Despite hesitant would-be sellers, home buying sentiment is improving
While historically low mortgage rates continued to fuel a hot housing market, uncertainty around coronavirus response and uncertainty ahead of the election kept consumer confidence in check in October, according to Fannie Mae.
The Home Purchase Sentiment Index rose again to 81.7 last month, up slightly from 81 in September. However, the index trails the year-ago level of 88.8, given in part a drop in seller enthusiasm seen last year.
Selling sentiment had a net positive score of 24 percentage points in October, a 6-point improvement from September, but a 17-point drop year-over-year. Seller optimism stands at 59%. Consumer attitude for buying a home skewed positive by 25 percentage points. The share of "good time to buy" hit 60%, jumping 9 points month-to-month and 4 percentage points from October 2019.
About 49% of borrowers expect mortgage rates to stay the same in the next 12 months while 32% predict them to increase and 11% to decrease. The net share who forecast rising rates fell 6 percentage points from September and 4 percentage points from the year before.
"To date, the HPSI has recovered over 60% of its COVID-19 pandemic loss, reflecting the bright spot that the mortgage market has been in the economy," Doug Duncan, senior vice president and chief economist at Fannie Mae, said in a press release.
Meanwhile, the two measures of sentiment related to employment weakened.

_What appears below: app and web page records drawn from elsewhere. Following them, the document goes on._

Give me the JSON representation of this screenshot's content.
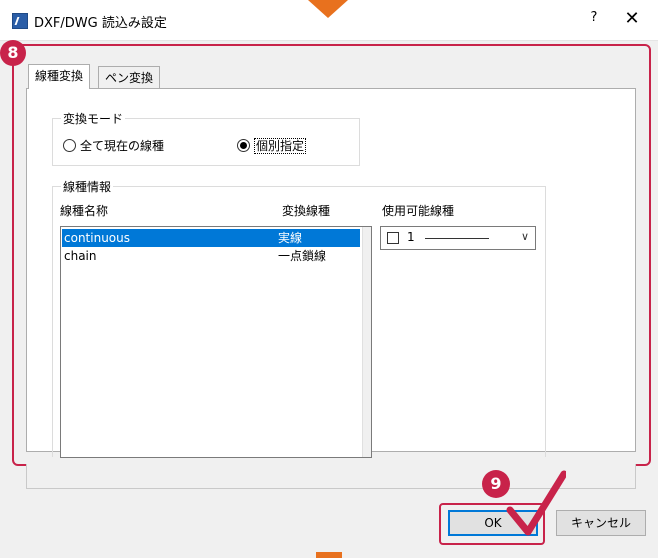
{
  "window": {
    "title": "DXF/DWG 読込み設定",
    "help": "?",
    "close": "✕"
  },
  "tabs": [
    {
      "label": "線種変換"
    },
    {
      "label": "ペン変換"
    }
  ],
  "mode_group": {
    "title": "変換モード",
    "options": [
      {
        "label": "全て現在の線種",
        "selected": false
      },
      {
        "label": "個別指定",
        "selected": true
      }
    ]
  },
  "linetype_group": {
    "title": "線種情報",
    "headers": {
      "name": "線種名称",
      "converted": "変換線種",
      "available": "使用可能線種"
    },
    "rows": [
      {
        "name": "continuous",
        "converted": "実線",
        "selected": true
      },
      {
        "name": "chain",
        "converted": "一点鎖線",
        "selected": false
      }
    ],
    "combo_value": "1"
  },
  "buttons": {
    "ok": "OK",
    "cancel": "キャンセル"
  },
  "callouts": {
    "step8": "8",
    "step9": "9"
  },
  "colors": {
    "accent": "#c8234a",
    "arrow": "#e8711e",
    "selection": "#0078d7"
  }
}
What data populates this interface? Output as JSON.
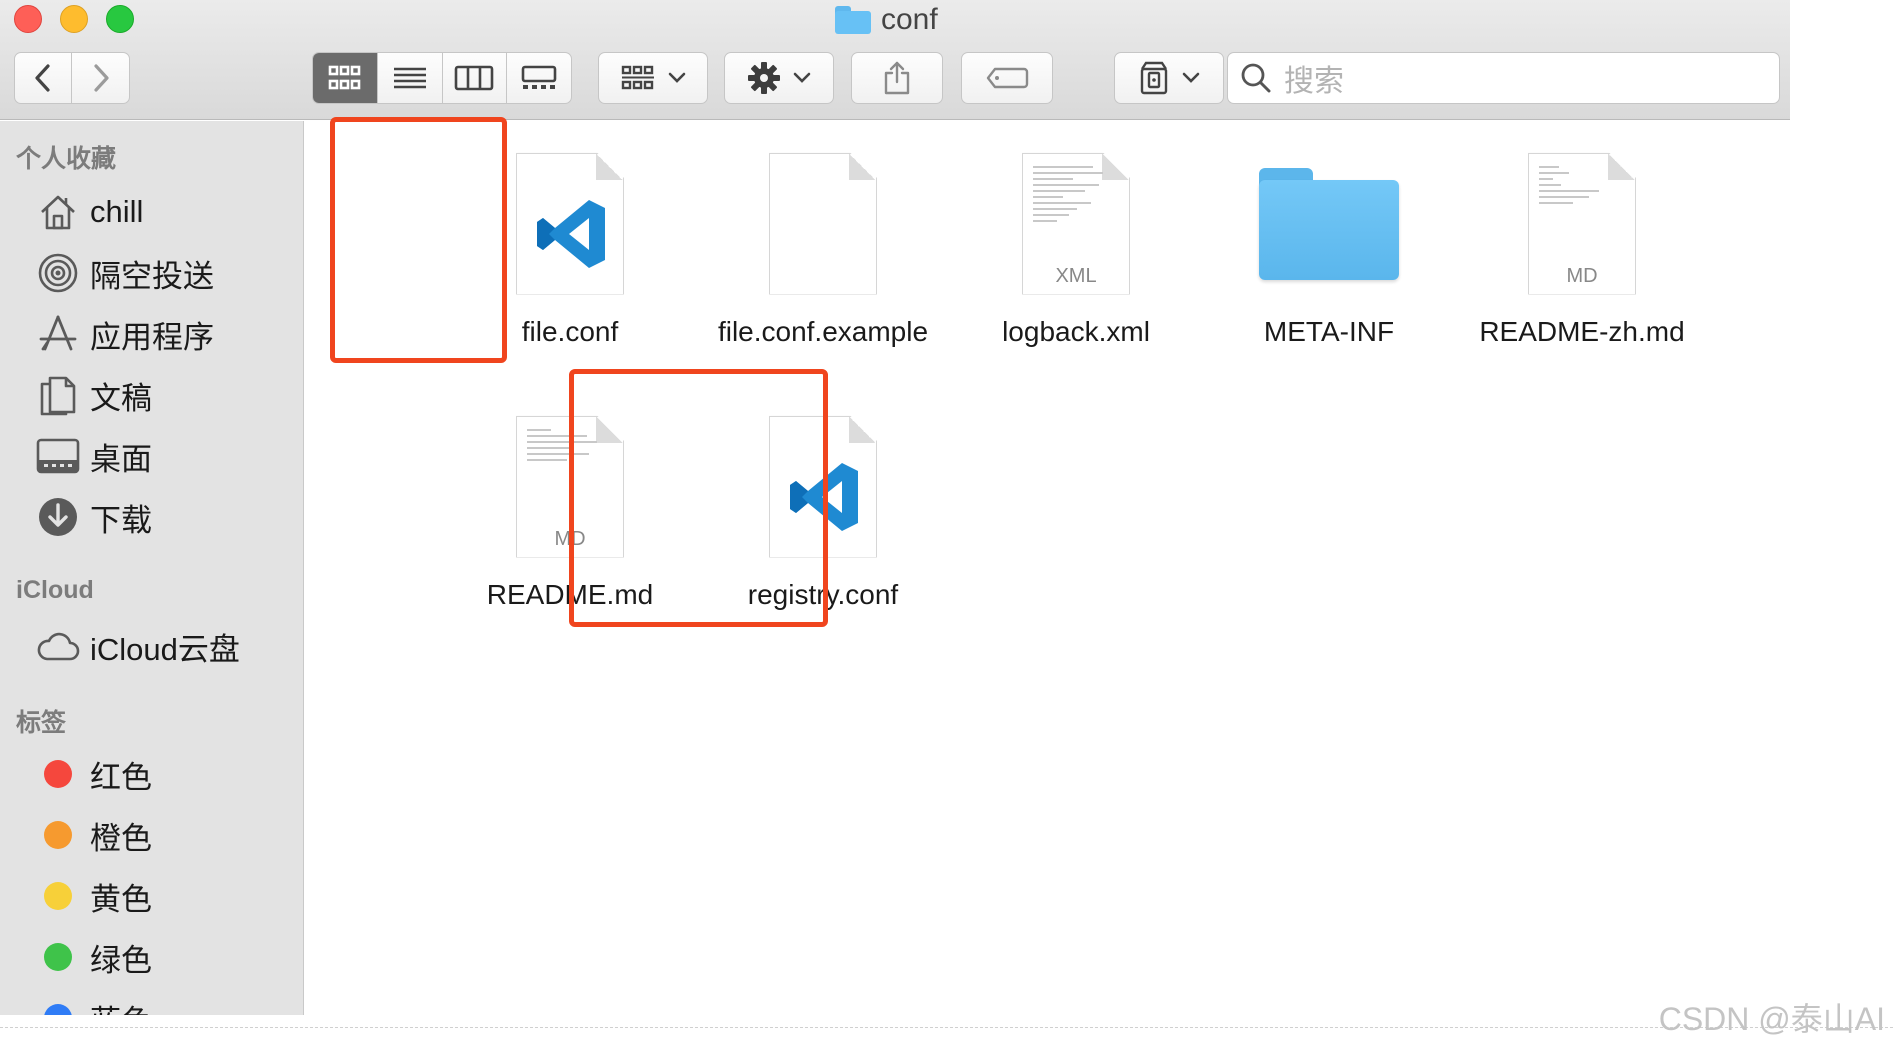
{
  "window": {
    "title": "conf"
  },
  "toolbar": {
    "back_icon": "chevron-left-icon",
    "forward_icon": "chevron-right-icon",
    "view_modes": [
      "icon-view",
      "list-view",
      "column-view",
      "gallery-view"
    ],
    "active_view": "icon-view",
    "search_placeholder": "搜索"
  },
  "sidebar": {
    "favorites_header": "个人收藏",
    "favorites": [
      {
        "label": "chill",
        "icon": "home-icon"
      },
      {
        "label": "隔空投送",
        "icon": "airdrop-icon"
      },
      {
        "label": "应用程序",
        "icon": "applications-icon"
      },
      {
        "label": "文稿",
        "icon": "documents-icon"
      },
      {
        "label": "桌面",
        "icon": "desktop-icon"
      },
      {
        "label": "下载",
        "icon": "download-icon"
      }
    ],
    "icloud_header": "iCloud",
    "icloud": [
      {
        "label": "iCloud云盘",
        "icon": "cloud-icon"
      }
    ],
    "tags_header": "标签",
    "tags": [
      {
        "label": "红色",
        "color": "#f5473d"
      },
      {
        "label": "橙色",
        "color": "#f69a2f"
      },
      {
        "label": "黄色",
        "color": "#f7d039"
      },
      {
        "label": "绿色",
        "color": "#3fc34a"
      },
      {
        "label": "蓝色",
        "color": "#2f7cf6"
      }
    ]
  },
  "files": [
    {
      "name": "file.conf",
      "kind": "vscode",
      "highlighted": true
    },
    {
      "name": "file.conf.example",
      "kind": "blank"
    },
    {
      "name": "logback.xml",
      "kind": "doc",
      "type_label": "XML"
    },
    {
      "name": "META-INF",
      "kind": "folder"
    },
    {
      "name": "README-zh.md",
      "kind": "doc",
      "type_label": "MD"
    },
    {
      "name": "README.md",
      "kind": "doc",
      "type_label": "MD"
    },
    {
      "name": "registry.conf",
      "kind": "vscode",
      "highlighted": true
    }
  ],
  "colors": {
    "highlight": "#f0451e",
    "vscode_blue": "#1f8ad2"
  },
  "watermark": "CSDN @泰山AI"
}
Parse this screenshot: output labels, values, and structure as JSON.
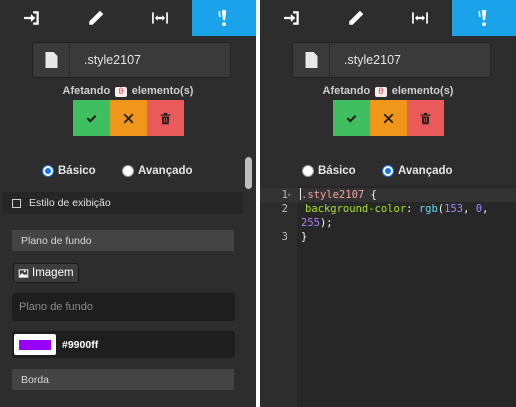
{
  "left_panel": {
    "toolbar": [
      {
        "icon": "sign-in-icon",
        "active": false
      },
      {
        "icon": "pencil-icon",
        "active": false
      },
      {
        "icon": "resize-horizontal-icon",
        "active": false
      },
      {
        "icon": "paint-bucket-icon",
        "active": true
      }
    ],
    "selector": ".style2107",
    "affecting": {
      "prefix": "Afetando",
      "count": "0",
      "suffix": "elemento(s)"
    },
    "mode": {
      "basic_label": "Básico",
      "advanced_label": "Avançado",
      "selected": "basic"
    },
    "display_style_label": "Estilo de exibição",
    "background": {
      "section_title": "Plano de fundo",
      "image_button_label": "Imagem",
      "input_placeholder": "Plano de fundo",
      "color_value": "#9900ff",
      "swatch_color": "#9900ff"
    },
    "border_section_title": "Borda"
  },
  "right_panel": {
    "toolbar": [
      {
        "icon": "sign-in-icon",
        "active": false
      },
      {
        "icon": "pencil-icon",
        "active": false
      },
      {
        "icon": "resize-horizontal-icon",
        "active": false
      },
      {
        "icon": "paint-bucket-icon",
        "active": true
      }
    ],
    "selector": ".style2107",
    "affecting": {
      "prefix": "Afetando",
      "count": "0",
      "suffix": "elemento(s)"
    },
    "mode": {
      "basic_label": "Básico",
      "advanced_label": "Avançado",
      "selected": "advanced"
    },
    "code": {
      "line_numbers": [
        "1",
        "2",
        "3"
      ],
      "selector": ".style2107",
      "open_brace": " {",
      "property": "background-color",
      "colon": ": ",
      "func": "rgb",
      "args_open": "(",
      "r": "153",
      "g": "0",
      "b": "255",
      "args_close": ");",
      "close_brace": "}"
    }
  },
  "colors": {
    "accent": "#1aa3e8",
    "ok": "#3fbf5f",
    "cancel": "#f0961a",
    "delete": "#ea5a5a"
  }
}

Job loss concerns heightened in October, with the net portion of consumers not worried falling to 58%. That's down 9 percentage points month-over-month and 14 points year-over-year. In correlation, the net share of households reporting a significantly higher income from the past 12 months shrunk to 3%, declining 4 percentage points from September and 13 points from October 2019.

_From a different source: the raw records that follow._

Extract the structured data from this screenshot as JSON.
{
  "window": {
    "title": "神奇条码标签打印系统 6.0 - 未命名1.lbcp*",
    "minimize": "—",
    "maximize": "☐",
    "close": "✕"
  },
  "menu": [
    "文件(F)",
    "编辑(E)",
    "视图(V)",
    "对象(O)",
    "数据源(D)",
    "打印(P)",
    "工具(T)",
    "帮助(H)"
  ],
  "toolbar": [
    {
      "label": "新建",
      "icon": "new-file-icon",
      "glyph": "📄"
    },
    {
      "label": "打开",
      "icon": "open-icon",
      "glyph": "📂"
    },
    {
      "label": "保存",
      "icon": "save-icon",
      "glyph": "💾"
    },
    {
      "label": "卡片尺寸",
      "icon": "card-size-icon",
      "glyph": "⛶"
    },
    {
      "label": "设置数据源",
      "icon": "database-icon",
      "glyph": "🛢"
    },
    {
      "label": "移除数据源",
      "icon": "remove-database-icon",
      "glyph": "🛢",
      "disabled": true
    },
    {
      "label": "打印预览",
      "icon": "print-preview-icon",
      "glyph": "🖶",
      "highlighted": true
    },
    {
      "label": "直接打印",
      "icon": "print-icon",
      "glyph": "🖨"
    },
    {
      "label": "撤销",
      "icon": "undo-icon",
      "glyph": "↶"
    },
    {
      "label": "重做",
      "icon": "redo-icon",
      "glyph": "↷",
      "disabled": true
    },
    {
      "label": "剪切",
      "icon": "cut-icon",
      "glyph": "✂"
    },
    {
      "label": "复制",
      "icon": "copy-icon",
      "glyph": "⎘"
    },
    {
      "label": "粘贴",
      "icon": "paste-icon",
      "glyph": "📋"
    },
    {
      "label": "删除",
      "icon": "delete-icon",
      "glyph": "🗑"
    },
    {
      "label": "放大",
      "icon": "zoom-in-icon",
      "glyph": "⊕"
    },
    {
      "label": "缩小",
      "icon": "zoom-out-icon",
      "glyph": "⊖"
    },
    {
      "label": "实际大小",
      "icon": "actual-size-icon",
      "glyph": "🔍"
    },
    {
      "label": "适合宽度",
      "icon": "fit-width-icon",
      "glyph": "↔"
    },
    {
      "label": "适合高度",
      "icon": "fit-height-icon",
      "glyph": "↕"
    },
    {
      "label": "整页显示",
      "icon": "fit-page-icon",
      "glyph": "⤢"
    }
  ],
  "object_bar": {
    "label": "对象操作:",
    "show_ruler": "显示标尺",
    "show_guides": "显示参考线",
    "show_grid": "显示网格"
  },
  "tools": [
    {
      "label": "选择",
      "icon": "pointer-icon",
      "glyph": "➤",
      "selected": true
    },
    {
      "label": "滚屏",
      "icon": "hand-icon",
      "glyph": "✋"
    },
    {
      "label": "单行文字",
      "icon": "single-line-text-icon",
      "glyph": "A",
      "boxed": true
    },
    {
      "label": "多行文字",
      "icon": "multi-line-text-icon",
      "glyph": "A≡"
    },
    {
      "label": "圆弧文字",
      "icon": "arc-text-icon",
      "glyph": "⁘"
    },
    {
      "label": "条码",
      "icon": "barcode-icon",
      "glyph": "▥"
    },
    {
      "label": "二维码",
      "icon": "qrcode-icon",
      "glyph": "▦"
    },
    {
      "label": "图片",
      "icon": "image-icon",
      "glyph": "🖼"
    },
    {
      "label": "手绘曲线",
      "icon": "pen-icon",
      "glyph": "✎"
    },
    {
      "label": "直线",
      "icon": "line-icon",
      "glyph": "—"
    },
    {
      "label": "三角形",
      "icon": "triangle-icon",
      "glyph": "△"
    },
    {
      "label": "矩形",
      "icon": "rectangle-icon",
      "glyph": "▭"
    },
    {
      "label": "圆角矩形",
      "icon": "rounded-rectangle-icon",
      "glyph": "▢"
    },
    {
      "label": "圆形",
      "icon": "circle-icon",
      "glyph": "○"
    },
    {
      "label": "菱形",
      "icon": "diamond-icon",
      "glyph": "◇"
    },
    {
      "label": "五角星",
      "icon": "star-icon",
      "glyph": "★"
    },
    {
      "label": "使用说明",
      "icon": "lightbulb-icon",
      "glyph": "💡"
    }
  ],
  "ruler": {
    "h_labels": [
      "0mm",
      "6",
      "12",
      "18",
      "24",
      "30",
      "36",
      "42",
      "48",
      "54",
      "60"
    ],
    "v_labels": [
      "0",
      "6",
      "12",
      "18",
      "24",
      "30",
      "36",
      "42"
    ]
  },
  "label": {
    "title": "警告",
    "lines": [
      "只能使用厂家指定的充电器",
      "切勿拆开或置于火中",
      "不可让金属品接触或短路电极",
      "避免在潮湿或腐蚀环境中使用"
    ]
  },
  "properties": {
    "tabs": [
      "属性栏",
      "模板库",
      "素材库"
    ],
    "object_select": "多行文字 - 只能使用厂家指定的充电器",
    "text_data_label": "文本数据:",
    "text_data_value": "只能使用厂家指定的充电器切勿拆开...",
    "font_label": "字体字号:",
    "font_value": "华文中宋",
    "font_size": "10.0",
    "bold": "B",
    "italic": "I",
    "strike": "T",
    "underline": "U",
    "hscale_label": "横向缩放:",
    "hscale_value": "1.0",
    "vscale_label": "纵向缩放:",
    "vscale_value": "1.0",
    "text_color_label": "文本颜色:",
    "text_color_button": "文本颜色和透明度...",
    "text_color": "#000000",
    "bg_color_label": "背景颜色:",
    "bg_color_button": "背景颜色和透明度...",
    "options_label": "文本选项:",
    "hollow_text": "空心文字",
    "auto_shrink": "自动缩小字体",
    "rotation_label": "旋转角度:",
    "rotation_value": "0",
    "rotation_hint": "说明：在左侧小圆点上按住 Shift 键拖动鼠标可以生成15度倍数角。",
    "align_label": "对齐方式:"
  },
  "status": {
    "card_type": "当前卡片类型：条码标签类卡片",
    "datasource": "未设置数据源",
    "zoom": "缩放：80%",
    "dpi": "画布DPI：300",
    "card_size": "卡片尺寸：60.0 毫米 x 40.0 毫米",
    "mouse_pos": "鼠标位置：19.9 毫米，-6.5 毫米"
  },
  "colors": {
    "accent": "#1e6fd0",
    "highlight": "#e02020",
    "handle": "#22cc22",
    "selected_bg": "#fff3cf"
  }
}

A growing faction of survey respondents forecast home prices to drop in the next year. October's 20% net share of growing home price expectations fell 4 points from September and 7 points from the year earlier.

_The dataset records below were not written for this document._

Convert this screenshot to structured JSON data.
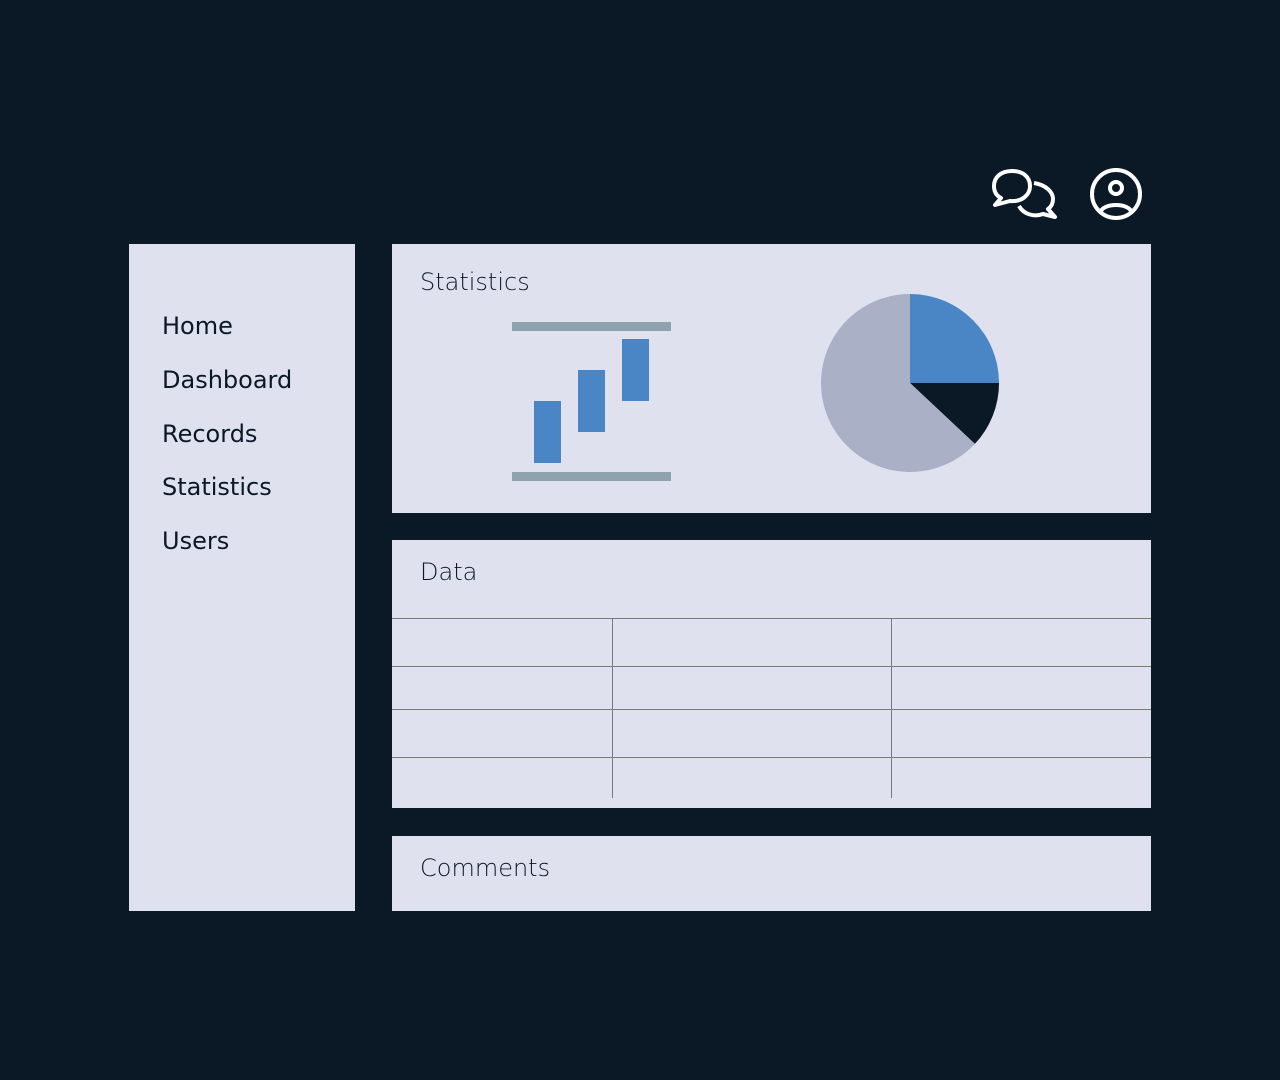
{
  "header": {
    "icons": [
      "chat-bubbles-icon",
      "user-circle-icon"
    ]
  },
  "sidebar": {
    "items": [
      {
        "label": "Home"
      },
      {
        "label": "Dashboard"
      },
      {
        "label": "Records"
      },
      {
        "label": "Statistics"
      },
      {
        "label": "Users"
      }
    ]
  },
  "statistics": {
    "title": "Statistics",
    "bars_chart": {
      "type": "bar",
      "bars": [
        {
          "low": 1,
          "high": 3
        },
        {
          "low": 2,
          "high": 4
        },
        {
          "low": 3,
          "high": 5
        }
      ]
    },
    "pie_chart": {
      "type": "pie",
      "slices": [
        {
          "value": 0.25,
          "color": "#4a86c5"
        },
        {
          "value": 0.12,
          "color": "#0b1826"
        },
        {
          "value": 0.63,
          "color": "#aab0c6"
        }
      ]
    }
  },
  "data": {
    "title": "Data",
    "rows": [
      [
        "",
        "",
        ""
      ],
      [
        "",
        "",
        ""
      ],
      [
        "",
        "",
        ""
      ],
      [
        "",
        "",
        ""
      ]
    ]
  },
  "comments": {
    "title": "Comments"
  },
  "colors": {
    "background": "#0b1826",
    "panel": "#dfe2ee",
    "accent": "#4a86c5",
    "rule": "#8fa3ae"
  }
}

"The continuing evolution of the pandemic and the 2020 election outcomes may have longer lasting and unexpected impacts on consumer sentiment, as we saw following the 2016 elections, and we expect both factors will shape the housing market over the coming months," Duncan said.